“Dad was so simple in his approach,” he said. “You are never going to be out-worked. You will always do your best. And refuse to lose.”
Jay Kirksey called his dad “a winner and a competitor.”
“But, most importantly, he attempted every day to touch lives and make a difference in a positive manner,” he said. “It didn’t matter where you were from. Dad helped people all the way from the ghetto, the Bronx, to the people we associate with every day in Polk County.”
Jay Kirksey said his father’s dedication to impacting others’ lives is an inspiration.
“We all have different gifts to use, and Dad used his gifts to help others,” he said.
Kirksey’s extended family included those on the golf course, Silo Ridge Country Club office manager and PGA pro Bryan Daniels said.

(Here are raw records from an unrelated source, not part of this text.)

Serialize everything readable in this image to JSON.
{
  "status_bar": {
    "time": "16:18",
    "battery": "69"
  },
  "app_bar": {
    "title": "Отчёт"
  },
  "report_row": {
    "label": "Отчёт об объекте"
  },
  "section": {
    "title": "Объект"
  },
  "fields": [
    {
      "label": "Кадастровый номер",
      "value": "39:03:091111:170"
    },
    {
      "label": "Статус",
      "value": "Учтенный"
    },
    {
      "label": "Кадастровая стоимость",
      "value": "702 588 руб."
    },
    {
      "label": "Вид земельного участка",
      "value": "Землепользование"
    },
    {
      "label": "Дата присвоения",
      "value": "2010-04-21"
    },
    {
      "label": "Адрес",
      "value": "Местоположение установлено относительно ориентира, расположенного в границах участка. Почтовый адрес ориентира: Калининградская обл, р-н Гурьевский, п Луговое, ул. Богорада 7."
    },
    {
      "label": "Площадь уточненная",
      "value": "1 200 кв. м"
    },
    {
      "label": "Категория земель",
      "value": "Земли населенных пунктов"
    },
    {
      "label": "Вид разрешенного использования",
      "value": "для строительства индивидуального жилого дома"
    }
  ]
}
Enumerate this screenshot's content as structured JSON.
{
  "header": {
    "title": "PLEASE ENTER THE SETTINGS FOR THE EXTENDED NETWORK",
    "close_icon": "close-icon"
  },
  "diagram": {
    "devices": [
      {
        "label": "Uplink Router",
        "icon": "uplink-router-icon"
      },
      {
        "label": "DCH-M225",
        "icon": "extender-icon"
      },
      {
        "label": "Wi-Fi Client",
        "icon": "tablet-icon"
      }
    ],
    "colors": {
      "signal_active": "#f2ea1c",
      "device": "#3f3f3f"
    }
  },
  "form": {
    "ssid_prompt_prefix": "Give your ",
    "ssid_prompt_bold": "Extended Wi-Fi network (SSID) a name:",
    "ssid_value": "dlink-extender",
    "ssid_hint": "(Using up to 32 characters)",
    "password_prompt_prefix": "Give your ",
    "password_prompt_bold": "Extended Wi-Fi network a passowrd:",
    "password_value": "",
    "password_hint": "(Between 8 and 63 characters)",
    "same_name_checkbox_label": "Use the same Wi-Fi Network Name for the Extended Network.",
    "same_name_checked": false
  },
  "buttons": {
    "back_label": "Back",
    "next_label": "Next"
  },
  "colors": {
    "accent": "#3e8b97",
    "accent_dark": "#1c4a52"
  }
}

Kirksey, who was consistently one of the top senior players in the state, was also a gentleman on the fairway.
“He was quiet on the course but also quick to give compliments,” Daniels said.
Kirksey regularly volunteered as a rules official for Missouri Golf Association junior events, Daniels said.
“That just showed how important he thought it was to give back,” he said.
The same drive that pushed Kirksey to excel on the basketball court and helped him make the best of every player was evident every day, Daniels said.
“He was a constant practicer,” Daniels said. “He always worked on his game every day. If the sun was shining and he was in Bolivar, he was working. He had great hand-eye coordination, and he just put the time in. When we played together, he was as competitive as you’ll find. He wanted to beat you every time he played.”
Jay Kirksey said he often saw his father’s competitive side on the golf course.
“Dad would be out there playing golf, and when he got against someone who was really good, he had this ability, you could physically see it, to up his game one more level,” he said.
But, at the end of the day, the coach would say the key to success isn’t as much a competitive spirit as valuing the support of others, Jay Kirksey said.
“We could talk about Dad all day long, but if he were telling you, the first thing he would say is that he was only successful because of my mom,” Jay Kirksey said. “Mom’s strong. He would tell you in a heartbeat — he was only successful because of her.”
Services for Jerry Kirksey will be at 10 a.m. Saturday, Aug. 22, at Northside Christian Church, Springfield, according to the family.